|Do you know where your variables are?|
Yes, I proposed a slight formalization of NSM to Cliff Goddard in a class he taught a few years ago, but the appeal of NSM to many is precisely it's ability to express quite complicated and culturally-embedded concepts in less formal terms.
NSM has gone to great lengths to discover universal semantic primes. This granted, its main strength seems to be in the fact that by deciding to apply NSM, the linguist limits the amount of processing he or she has to perform to describe language meaning. And since it is in the spirit of a metalanguage to make description clearer and easier, I propose the expansion of the morphosyntactic and pragmatic constraints on NSM descriptions suggested in (and by) this paper. By creating rules apart from lexical constraints, NSM can also be a useful and productive method of doing semantics even for novice practitioners. (Davison, Damon Allen. 2001. A Reassessment of German ``Anger'' Verbs. Unpublished term paper from the 2001 LSA Institute.)
At first guess, I would say that neither Perl nor any other programming language is complicated enough to require such description. Or in other words, Perl is already formalized, so such a description is not necessary.

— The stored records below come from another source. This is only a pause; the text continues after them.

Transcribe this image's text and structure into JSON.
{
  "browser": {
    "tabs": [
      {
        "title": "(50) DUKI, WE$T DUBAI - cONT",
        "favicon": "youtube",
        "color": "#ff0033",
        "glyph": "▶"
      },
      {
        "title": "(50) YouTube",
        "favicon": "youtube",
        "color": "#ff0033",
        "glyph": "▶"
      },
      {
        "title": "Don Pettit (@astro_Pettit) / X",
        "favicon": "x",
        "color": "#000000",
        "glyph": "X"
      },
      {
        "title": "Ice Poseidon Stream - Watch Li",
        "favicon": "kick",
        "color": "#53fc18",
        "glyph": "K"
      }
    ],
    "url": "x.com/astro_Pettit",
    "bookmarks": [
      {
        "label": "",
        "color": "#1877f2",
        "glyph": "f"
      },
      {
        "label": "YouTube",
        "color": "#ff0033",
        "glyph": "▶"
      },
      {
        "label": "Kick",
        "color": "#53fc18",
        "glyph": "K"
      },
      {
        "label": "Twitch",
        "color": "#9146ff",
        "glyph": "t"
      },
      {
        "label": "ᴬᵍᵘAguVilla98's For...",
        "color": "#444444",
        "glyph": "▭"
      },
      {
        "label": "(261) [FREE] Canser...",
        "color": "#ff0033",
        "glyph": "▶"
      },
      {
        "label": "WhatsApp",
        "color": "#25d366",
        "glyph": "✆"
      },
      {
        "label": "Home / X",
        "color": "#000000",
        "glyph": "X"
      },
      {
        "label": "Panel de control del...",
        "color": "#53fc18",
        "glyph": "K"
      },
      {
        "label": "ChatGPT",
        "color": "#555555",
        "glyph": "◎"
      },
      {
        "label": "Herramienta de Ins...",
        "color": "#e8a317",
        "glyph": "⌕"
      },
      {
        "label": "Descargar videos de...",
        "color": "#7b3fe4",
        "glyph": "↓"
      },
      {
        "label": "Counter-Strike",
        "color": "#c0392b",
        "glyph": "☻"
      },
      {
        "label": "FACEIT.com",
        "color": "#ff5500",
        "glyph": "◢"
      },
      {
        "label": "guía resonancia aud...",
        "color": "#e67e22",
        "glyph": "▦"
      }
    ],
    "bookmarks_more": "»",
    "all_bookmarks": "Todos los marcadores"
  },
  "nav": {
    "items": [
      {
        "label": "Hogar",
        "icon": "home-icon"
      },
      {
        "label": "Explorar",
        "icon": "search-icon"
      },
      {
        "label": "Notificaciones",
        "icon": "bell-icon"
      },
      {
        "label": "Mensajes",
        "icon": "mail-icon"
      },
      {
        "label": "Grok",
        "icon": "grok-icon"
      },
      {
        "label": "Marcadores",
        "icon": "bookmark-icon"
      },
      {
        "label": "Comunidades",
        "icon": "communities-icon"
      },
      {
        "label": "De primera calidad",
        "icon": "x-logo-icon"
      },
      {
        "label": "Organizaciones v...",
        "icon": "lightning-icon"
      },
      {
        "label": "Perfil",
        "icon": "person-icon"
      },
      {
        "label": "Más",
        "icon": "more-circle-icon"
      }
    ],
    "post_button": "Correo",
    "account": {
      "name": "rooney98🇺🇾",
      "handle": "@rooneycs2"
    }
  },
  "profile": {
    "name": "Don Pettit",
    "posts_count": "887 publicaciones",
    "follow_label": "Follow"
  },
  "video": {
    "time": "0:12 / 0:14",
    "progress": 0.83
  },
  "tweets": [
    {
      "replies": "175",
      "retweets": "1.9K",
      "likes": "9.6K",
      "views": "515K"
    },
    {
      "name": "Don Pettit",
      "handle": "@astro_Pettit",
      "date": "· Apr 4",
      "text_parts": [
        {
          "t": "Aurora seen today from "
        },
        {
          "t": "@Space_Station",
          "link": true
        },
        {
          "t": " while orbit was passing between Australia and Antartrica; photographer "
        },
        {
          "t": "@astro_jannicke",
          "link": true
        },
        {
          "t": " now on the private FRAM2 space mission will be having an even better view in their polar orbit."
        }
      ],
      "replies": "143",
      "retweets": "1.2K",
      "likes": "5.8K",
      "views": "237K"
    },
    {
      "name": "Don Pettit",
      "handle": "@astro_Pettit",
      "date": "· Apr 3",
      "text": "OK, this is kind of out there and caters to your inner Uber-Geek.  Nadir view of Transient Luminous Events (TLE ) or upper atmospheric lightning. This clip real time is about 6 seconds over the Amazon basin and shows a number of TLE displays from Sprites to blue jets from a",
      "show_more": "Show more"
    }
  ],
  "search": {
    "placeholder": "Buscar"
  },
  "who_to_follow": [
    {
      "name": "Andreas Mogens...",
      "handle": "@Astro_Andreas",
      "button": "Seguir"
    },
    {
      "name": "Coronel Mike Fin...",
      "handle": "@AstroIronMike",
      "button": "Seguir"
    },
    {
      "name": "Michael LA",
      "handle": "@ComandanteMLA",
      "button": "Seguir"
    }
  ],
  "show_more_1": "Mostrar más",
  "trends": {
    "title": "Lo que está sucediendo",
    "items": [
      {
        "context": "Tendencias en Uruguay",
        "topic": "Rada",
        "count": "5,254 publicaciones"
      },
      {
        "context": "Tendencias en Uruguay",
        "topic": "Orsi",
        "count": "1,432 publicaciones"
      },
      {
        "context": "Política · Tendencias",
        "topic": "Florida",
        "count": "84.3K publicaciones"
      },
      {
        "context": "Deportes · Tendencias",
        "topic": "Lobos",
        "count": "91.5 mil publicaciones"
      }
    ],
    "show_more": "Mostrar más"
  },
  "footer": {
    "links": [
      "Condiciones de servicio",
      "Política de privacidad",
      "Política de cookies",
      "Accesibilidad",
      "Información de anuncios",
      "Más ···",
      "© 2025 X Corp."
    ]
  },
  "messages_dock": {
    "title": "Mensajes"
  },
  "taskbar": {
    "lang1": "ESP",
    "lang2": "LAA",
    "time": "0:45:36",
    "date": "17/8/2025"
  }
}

I know the primes are tempting, but Perl's "semantic primes" are the list of operations Perl can do, which should ultimately the C vocabulary. I think a lot of the monks are interested in having specific sigils for operations they use a lot, but Perl's best feature, IMHO, is its ability to let me express myself in non-prime terms.
What would be interesting to me is a schematic breakdown of the syntax-semantics "interface" in Perl's various contexts, e.g . showing why efficiency for the programmer and the need for unambiguous constructions promote the growth of Perl's lexicon, like in the case of "==", "ne", "eq", etc.
You might be interested in having a look at Cliff's 1998 introduction to Semantics. He discusses NSM in a lot more detail there.
In reply to Re: [probably OT] Perl in Natural Semantic Metalanguage